Records for processing -
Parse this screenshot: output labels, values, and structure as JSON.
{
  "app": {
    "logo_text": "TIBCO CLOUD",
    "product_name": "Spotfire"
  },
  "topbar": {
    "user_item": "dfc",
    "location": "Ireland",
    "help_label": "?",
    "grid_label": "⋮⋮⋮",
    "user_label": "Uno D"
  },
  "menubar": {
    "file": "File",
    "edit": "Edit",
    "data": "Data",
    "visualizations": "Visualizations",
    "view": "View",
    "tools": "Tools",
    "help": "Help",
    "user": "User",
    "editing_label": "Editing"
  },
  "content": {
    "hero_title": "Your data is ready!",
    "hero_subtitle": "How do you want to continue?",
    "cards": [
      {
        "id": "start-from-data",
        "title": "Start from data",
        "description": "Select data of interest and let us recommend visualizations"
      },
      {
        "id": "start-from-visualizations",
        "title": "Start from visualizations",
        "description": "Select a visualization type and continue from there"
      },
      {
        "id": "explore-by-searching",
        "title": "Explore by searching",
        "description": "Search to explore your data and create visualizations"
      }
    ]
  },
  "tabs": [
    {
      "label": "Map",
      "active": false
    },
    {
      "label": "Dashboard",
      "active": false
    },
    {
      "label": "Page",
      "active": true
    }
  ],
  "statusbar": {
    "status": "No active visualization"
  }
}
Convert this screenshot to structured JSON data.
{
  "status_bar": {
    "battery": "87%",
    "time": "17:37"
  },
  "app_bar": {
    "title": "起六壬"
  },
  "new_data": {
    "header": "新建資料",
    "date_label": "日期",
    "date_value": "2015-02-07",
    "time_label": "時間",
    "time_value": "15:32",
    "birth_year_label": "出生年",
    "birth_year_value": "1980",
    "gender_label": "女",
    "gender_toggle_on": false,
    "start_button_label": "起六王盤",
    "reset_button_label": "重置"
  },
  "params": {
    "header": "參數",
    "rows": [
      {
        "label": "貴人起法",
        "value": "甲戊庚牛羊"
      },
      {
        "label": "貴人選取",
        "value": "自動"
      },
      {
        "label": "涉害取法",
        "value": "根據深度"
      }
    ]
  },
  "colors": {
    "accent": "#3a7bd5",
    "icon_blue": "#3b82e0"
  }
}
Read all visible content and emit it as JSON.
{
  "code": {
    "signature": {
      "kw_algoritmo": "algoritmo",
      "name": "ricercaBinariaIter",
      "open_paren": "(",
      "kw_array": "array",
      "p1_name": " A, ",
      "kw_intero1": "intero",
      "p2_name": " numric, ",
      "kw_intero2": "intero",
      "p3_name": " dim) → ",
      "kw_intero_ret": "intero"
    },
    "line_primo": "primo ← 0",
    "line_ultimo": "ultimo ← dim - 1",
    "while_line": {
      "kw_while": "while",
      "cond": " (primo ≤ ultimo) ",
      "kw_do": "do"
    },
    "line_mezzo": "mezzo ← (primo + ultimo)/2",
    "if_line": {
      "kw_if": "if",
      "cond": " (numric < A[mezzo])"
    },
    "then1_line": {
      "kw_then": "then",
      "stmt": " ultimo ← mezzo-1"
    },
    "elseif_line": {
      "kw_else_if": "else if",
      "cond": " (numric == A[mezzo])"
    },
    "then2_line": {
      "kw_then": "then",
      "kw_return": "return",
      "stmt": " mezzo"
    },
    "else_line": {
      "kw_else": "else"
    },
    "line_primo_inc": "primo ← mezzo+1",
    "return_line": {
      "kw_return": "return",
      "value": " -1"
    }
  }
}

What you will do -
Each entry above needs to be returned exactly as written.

Solution to this task -
Parse this screenshot: output labels, values, and structure as JSON.
{
  "app": {
    "logo_text": "TIBCO CLOUD",
    "product_name": "Spotfire"
  },
  "topbar": {
    "user_item": "dfc",
    "location": "Ireland",
    "help_label": "?",
    "grid_label": "⋮⋮⋮",
    "user_label": "Uno D"
  },
  "menubar": {
    "file": "File",
    "edit": "Edit",
    "data": "Data",
    "visualizations": "Visualizations",
    "view": "View",
    "tools": "Tools",
    "help": "Help",
    "user": "User",
    "editing_label": "Editing"
  },
  "content": {
    "hero_title": "Your data is ready!",
    "hero_subtitle": "How do you want to continue?",
    "cards": [
      {
        "id": "start-from-data",
        "title": "Start from data",
        "description": "Select data of interest and let us recommend visualizations"
      },
      {
        "id": "start-from-visualizations",
        "title": "Start from visualizations",
        "description": "Select a visualization type and continue from there"
      },
      {
        "id": "explore-by-searching",
        "title": "Explore by searching",
        "description": "Search to explore your data and create visualizations"
      }
    ]
  },
  "tabs": [
    {
      "label": "Map",
      "active": false
    },
    {
      "label": "Dashboard",
      "active": false
    },
    {
      "label": "Page",
      "active": true
    }
  ],
  "statusbar": {
    "status": "No active visualization"
  }
}
Convert this screenshot to structured JSON data.
{
  "status_bar": {
    "battery": "87%",
    "time": "17:37"
  },
  "app_bar": {
    "title": "起六壬"
  },
  "new_data": {
    "header": "新建資料",
    "date_label": "日期",
    "date_value": "2015-02-07",
    "time_label": "時間",
    "time_value": "15:32",
    "birth_year_label": "出生年",
    "birth_year_value": "1980",
    "gender_label": "女",
    "gender_toggle_on": false,
    "start_button_label": "起六王盤",
    "reset_button_label": "重置"
  },
  "params": {
    "header": "參數",
    "rows": [
      {
        "label": "貴人起法",
        "value": "甲戊庚牛羊"
      },
      {
        "label": "貴人選取",
        "value": "自動"
      },
      {
        "label": "涉害取法",
        "value": "根據深度"
      }
    ]
  },
  "colors": {
    "accent": "#3a7bd5",
    "icon_blue": "#3b82e0"
  }
}
Read all visible content and emit it as JSON.
{
  "code": {
    "signature": {
      "kw_algoritmo": "algoritmo",
      "name": "ricercaBinariaIter",
      "open_paren": "(",
      "kw_array": "array",
      "p1_name": " A, ",
      "kw_intero1": "intero",
      "p2_name": " numric, ",
      "kw_intero2": "intero",
      "p3_name": " dim) → ",
      "kw_intero_ret": "intero"
    },
    "line_primo": "primo ← 0",
    "line_ultimo": "ultimo ← dim - 1",
    "while_line": {
      "kw_while": "while",
      "cond": " (primo ≤ ultimo) ",
      "kw_do": "do"
    },
    "line_mezzo": "mezzo ← (primo + ultimo)/2",
    "if_line": {
      "kw_if": "if",
      "cond": " (numric < A[mezzo])"
    },
    "then1_line": {
      "kw_then": "then",
      "stmt": " ultimo ← mezzo-1"
    },
    "elseif_line": {
      "kw_else_if": "else if",
      "cond": " (numric == A[mezzo])"
    },
    "then2_line": {
      "kw_then": "then",
      "kw_return": "return",
      "stmt": " mezzo"
    },
    "else_line": {
      "kw_else": "else"
    },
    "line_primo_inc": "primo ← mezzo+1",
    "return_line": {
      "kw_return": "return",
      "value": " -1"
    }
  }
}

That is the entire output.